(Data records for software interfaces)
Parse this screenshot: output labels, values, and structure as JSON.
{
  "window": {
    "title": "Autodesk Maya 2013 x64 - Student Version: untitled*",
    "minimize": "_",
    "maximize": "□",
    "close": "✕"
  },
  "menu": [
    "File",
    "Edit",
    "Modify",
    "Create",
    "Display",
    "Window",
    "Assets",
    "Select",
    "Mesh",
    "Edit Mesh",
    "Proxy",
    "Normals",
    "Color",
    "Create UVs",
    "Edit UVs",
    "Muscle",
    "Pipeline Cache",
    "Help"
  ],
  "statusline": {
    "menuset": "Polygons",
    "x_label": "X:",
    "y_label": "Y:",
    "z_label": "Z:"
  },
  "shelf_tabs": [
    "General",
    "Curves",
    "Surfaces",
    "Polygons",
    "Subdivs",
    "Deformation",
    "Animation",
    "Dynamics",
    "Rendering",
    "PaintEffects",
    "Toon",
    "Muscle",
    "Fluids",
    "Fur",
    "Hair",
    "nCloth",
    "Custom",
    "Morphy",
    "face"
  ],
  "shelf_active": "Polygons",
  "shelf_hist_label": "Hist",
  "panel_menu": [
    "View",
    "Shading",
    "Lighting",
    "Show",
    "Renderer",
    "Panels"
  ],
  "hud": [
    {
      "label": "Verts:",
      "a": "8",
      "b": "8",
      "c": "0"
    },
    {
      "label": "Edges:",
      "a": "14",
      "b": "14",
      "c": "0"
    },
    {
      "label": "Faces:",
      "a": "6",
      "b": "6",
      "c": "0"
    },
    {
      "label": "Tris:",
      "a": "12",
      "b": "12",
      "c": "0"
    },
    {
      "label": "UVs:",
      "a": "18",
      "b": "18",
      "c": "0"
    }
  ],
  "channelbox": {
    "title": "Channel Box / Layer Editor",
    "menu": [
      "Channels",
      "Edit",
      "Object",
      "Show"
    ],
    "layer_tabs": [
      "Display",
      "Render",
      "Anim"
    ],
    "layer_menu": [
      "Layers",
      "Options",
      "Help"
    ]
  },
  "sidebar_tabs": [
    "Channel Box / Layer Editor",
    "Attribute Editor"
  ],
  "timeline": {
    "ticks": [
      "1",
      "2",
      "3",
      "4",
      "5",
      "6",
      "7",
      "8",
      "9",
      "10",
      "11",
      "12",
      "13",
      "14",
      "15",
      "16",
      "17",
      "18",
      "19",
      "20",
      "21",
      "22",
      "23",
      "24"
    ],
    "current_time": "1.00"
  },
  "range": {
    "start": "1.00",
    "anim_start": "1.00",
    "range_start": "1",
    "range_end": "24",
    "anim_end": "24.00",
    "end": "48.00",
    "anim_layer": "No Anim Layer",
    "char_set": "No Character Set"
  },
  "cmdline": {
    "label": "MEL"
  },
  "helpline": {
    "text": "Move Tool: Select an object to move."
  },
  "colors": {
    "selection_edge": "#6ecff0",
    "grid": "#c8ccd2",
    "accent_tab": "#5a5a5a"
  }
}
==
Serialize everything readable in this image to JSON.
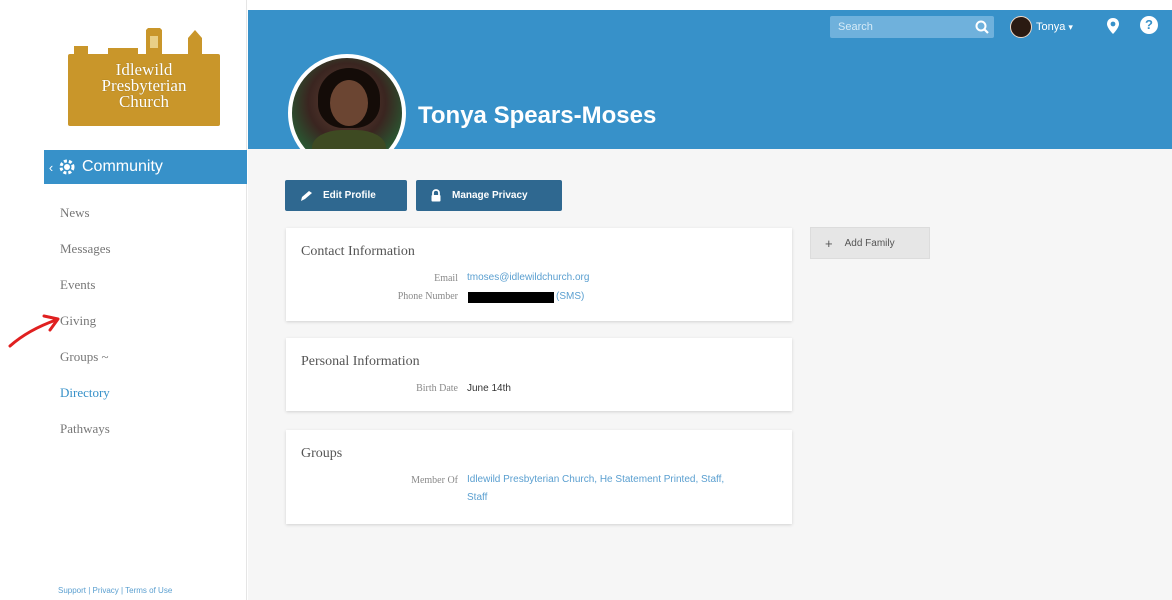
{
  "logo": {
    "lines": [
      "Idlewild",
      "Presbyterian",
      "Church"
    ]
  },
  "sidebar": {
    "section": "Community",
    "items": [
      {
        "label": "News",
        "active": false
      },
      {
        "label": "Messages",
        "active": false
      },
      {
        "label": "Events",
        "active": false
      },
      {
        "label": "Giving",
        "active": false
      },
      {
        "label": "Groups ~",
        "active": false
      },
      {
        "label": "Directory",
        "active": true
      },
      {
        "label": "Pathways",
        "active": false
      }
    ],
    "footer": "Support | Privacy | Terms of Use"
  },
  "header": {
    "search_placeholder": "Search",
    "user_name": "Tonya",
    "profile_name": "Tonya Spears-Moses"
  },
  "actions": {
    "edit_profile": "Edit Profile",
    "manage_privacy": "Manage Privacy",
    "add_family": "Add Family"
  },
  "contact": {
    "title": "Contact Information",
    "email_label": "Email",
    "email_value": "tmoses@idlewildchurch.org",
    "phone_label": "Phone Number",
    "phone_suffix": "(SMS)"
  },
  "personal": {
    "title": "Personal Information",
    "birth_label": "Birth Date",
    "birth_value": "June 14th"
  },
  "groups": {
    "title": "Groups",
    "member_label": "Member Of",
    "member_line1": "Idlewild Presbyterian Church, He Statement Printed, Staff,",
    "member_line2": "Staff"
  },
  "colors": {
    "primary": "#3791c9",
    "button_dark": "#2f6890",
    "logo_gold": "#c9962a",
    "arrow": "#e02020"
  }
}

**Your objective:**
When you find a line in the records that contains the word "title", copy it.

**Exercise result:**
    "title": "Autodesk Maya 2013 x64 - Student Version: untitled*",
    "title": "Channel Box / Layer Editor",
    "title": "Contact Information",
    "title": "Personal Information",
    "title": "Groups",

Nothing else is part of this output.